*** MATERIAL TO PROCESS Section Begins ***
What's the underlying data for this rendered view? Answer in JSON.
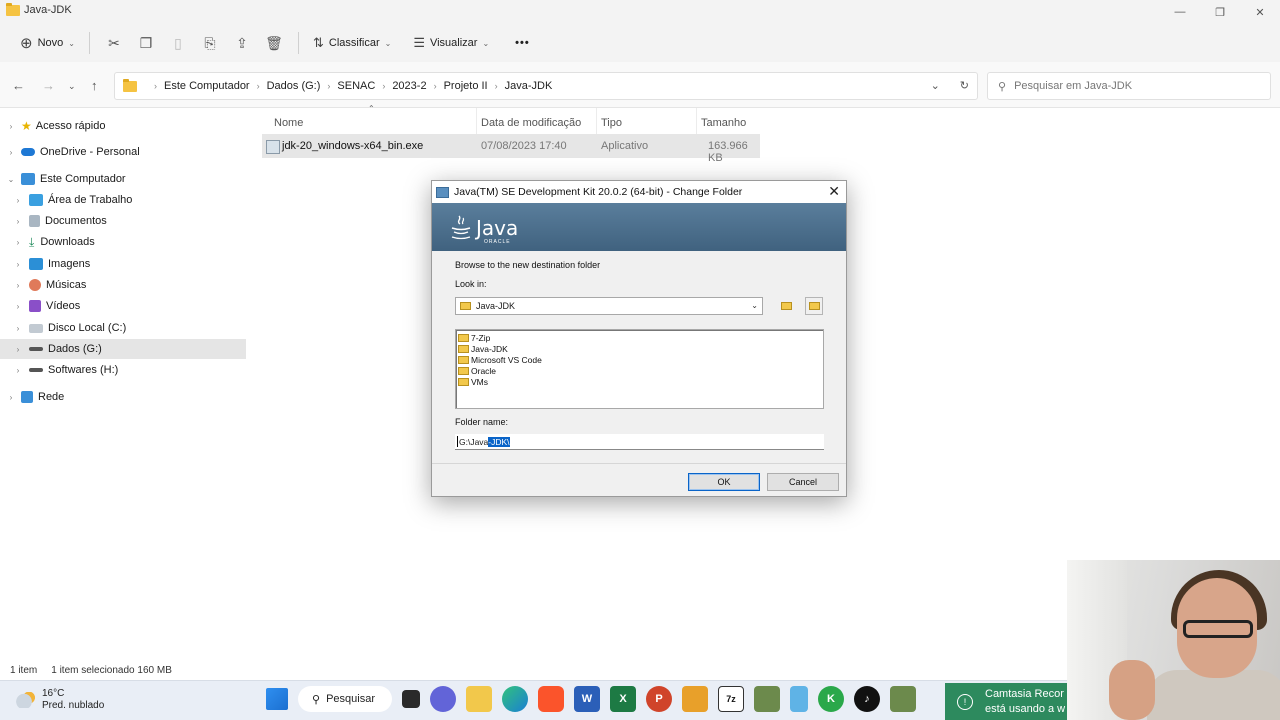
{
  "window": {
    "title": "Java-JDK",
    "controls": [
      "—",
      "❐",
      "✕"
    ]
  },
  "toolbar": {
    "new_label": "Novo",
    "sort_label": "Classificar",
    "view_label": "Visualizar",
    "more_label": "•••"
  },
  "address": {
    "breadcrumbs": [
      "Este Computador",
      "Dados (G:)",
      "SENAC",
      "2023-2",
      "Projeto II",
      "Java-JDK"
    ],
    "search_placeholder": "Pesquisar em Java-JDK"
  },
  "sidebar": {
    "items": [
      {
        "label": "Acesso rápido"
      },
      {
        "label": "OneDrive - Personal"
      },
      {
        "label": "Este Computador"
      },
      {
        "label": "Área de Trabalho"
      },
      {
        "label": "Documentos"
      },
      {
        "label": "Downloads"
      },
      {
        "label": "Imagens"
      },
      {
        "label": "Músicas"
      },
      {
        "label": "Vídeos"
      },
      {
        "label": "Disco Local (C:)"
      },
      {
        "label": "Dados (G:)"
      },
      {
        "label": "Softwares (H:)"
      },
      {
        "label": "Rede"
      }
    ],
    "selected": "Dados (G:)"
  },
  "filelist": {
    "columns": [
      "Nome",
      "Data de modificação",
      "Tipo",
      "Tamanho"
    ],
    "rows": [
      {
        "name": "jdk-20_windows-x64_bin.exe",
        "modified": "07/08/2023 17:40",
        "type": "Aplicativo",
        "size": "163.966 KB"
      }
    ]
  },
  "status": {
    "count": "1 item",
    "selection": "1 item selecionado  160 MB"
  },
  "dialog": {
    "title": "Java(TM) SE Development Kit 20.0.2 (64-bit) - Change Folder",
    "logo_word": "Java",
    "logo_sub": "ORACLE",
    "instruction": "Browse to the new destination folder",
    "look_in_label": "Look in:",
    "look_in_value": "Java-JDK",
    "folders": [
      "7-Zip",
      "Java-JDK",
      "Microsoft VS Code",
      "Oracle",
      "VMs"
    ],
    "folder_name_label": "Folder name:",
    "folder_name_prefix": "G:\\Java",
    "folder_name_selected": "-JDK\\",
    "ok_label": "OK",
    "cancel_label": "Cancel"
  },
  "taskbar": {
    "temperature": "16°C",
    "weather": "Pred. nublado",
    "search_label": "Pesquisar",
    "toast_line1": "Camtasia Recor",
    "toast_line2": "está usando a w"
  },
  "colors": {
    "accent": "#0a64c8",
    "java_banner": "#4b6e8c",
    "toast": "#2d8a5e"
  }
}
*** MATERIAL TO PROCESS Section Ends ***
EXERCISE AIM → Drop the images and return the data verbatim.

RESULT BELOW →
What's the underlying data for this rendered view? Answer in JSON.
{
  "window": {
    "title": "Java-JDK",
    "controls": [
      "—",
      "❐",
      "✕"
    ]
  },
  "toolbar": {
    "new_label": "Novo",
    "sort_label": "Classificar",
    "view_label": "Visualizar",
    "more_label": "•••"
  },
  "address": {
    "breadcrumbs": [
      "Este Computador",
      "Dados (G:)",
      "SENAC",
      "2023-2",
      "Projeto II",
      "Java-JDK"
    ],
    "search_placeholder": "Pesquisar em Java-JDK"
  },
  "sidebar": {
    "items": [
      {
        "label": "Acesso rápido"
      },
      {
        "label": "OneDrive - Personal"
      },
      {
        "label": "Este Computador"
      },
      {
        "label": "Área de Trabalho"
      },
      {
        "label": "Documentos"
      },
      {
        "label": "Downloads"
      },
      {
        "label": "Imagens"
      },
      {
        "label": "Músicas"
      },
      {
        "label": "Vídeos"
      },
      {
        "label": "Disco Local (C:)"
      },
      {
        "label": "Dados (G:)"
      },
      {
        "label": "Softwares (H:)"
      },
      {
        "label": "Rede"
      }
    ],
    "selected": "Dados (G:)"
  },
  "filelist": {
    "columns": [
      "Nome",
      "Data de modificação",
      "Tipo",
      "Tamanho"
    ],
    "rows": [
      {
        "name": "jdk-20_windows-x64_bin.exe",
        "modified": "07/08/2023 17:40",
        "type": "Aplicativo",
        "size": "163.966 KB"
      }
    ]
  },
  "status": {
    "count": "1 item",
    "selection": "1 item selecionado  160 MB"
  },
  "dialog": {
    "title": "Java(TM) SE Development Kit 20.0.2 (64-bit) - Change Folder",
    "logo_word": "Java",
    "logo_sub": "ORACLE",
    "instruction": "Browse to the new destination folder",
    "look_in_label": "Look in:",
    "look_in_value": "Java-JDK",
    "folders": [
      "7-Zip",
      "Java-JDK",
      "Microsoft VS Code",
      "Oracle",
      "VMs"
    ],
    "folder_name_label": "Folder name:",
    "folder_name_prefix": "G:\\Java",
    "folder_name_selected": "-JDK\\",
    "ok_label": "OK",
    "cancel_label": "Cancel"
  },
  "taskbar": {
    "temperature": "16°C",
    "weather": "Pred. nublado",
    "search_label": "Pesquisar",
    "toast_line1": "Camtasia Recor",
    "toast_line2": "está usando a w"
  },
  "colors": {
    "accent": "#0a64c8",
    "java_banner": "#4b6e8c",
    "toast": "#2d8a5e"
  }
}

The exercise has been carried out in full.